*** Opening Material provided ***

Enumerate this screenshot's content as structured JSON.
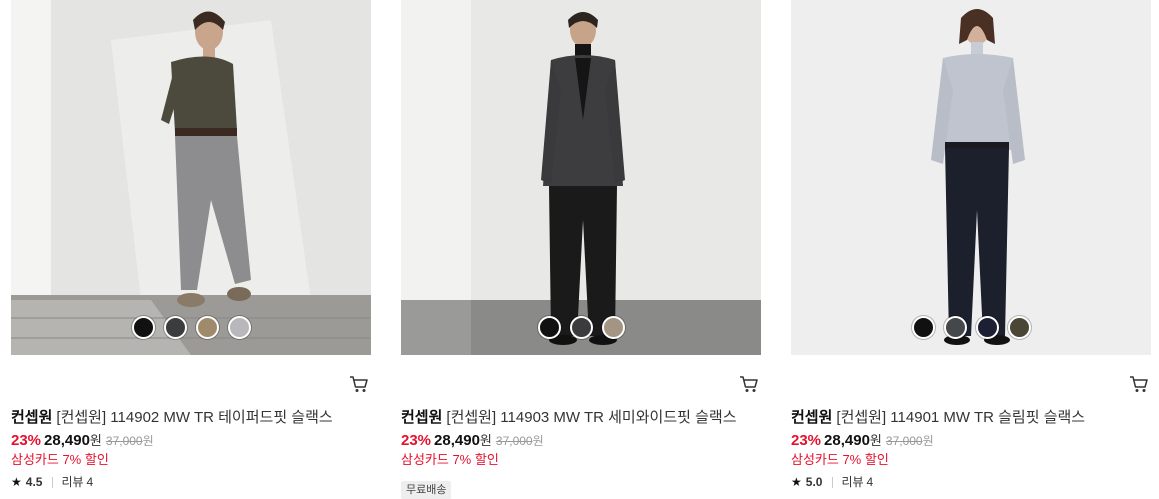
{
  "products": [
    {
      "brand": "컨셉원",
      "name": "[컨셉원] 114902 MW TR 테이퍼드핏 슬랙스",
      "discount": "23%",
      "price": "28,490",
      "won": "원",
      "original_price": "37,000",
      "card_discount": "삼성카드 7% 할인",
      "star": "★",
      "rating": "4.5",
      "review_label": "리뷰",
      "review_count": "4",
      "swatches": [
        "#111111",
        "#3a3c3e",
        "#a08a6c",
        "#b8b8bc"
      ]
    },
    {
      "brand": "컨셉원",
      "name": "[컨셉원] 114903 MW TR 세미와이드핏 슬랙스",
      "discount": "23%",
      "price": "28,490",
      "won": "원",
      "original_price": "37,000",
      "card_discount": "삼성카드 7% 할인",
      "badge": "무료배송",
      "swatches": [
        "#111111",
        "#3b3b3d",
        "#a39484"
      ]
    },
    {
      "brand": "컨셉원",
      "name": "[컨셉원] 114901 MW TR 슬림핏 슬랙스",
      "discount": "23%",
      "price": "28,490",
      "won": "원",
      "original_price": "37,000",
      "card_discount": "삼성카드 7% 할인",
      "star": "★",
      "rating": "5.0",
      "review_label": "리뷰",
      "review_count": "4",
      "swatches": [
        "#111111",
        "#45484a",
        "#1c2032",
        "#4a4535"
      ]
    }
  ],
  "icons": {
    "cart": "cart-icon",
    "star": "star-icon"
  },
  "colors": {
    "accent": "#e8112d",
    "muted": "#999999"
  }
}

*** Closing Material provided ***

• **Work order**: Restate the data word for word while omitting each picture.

• **Result for this task**:
Enumerate this screenshot's content as structured JSON.
{
  "products": [
    {
      "brand": "컨셉원",
      "name": "[컨셉원] 114902 MW TR 테이퍼드핏 슬랙스",
      "discount": "23%",
      "price": "28,490",
      "won": "원",
      "original_price": "37,000",
      "card_discount": "삼성카드 7% 할인",
      "star": "★",
      "rating": "4.5",
      "review_label": "리뷰",
      "review_count": "4",
      "swatches": [
        "#111111",
        "#3a3c3e",
        "#a08a6c",
        "#b8b8bc"
      ]
    },
    {
      "brand": "컨셉원",
      "name": "[컨셉원] 114903 MW TR 세미와이드핏 슬랙스",
      "discount": "23%",
      "price": "28,490",
      "won": "원",
      "original_price": "37,000",
      "card_discount": "삼성카드 7% 할인",
      "badge": "무료배송",
      "swatches": [
        "#111111",
        "#3b3b3d",
        "#a39484"
      ]
    },
    {
      "brand": "컨셉원",
      "name": "[컨셉원] 114901 MW TR 슬림핏 슬랙스",
      "discount": "23%",
      "price": "28,490",
      "won": "원",
      "original_price": "37,000",
      "card_discount": "삼성카드 7% 할인",
      "star": "★",
      "rating": "5.0",
      "review_label": "리뷰",
      "review_count": "4",
      "swatches": [
        "#111111",
        "#45484a",
        "#1c2032",
        "#4a4535"
      ]
    }
  ],
  "icons": {
    "cart": "cart-icon",
    "star": "star-icon"
  },
  "colors": {
    "accent": "#e8112d",
    "muted": "#999999"
  }
}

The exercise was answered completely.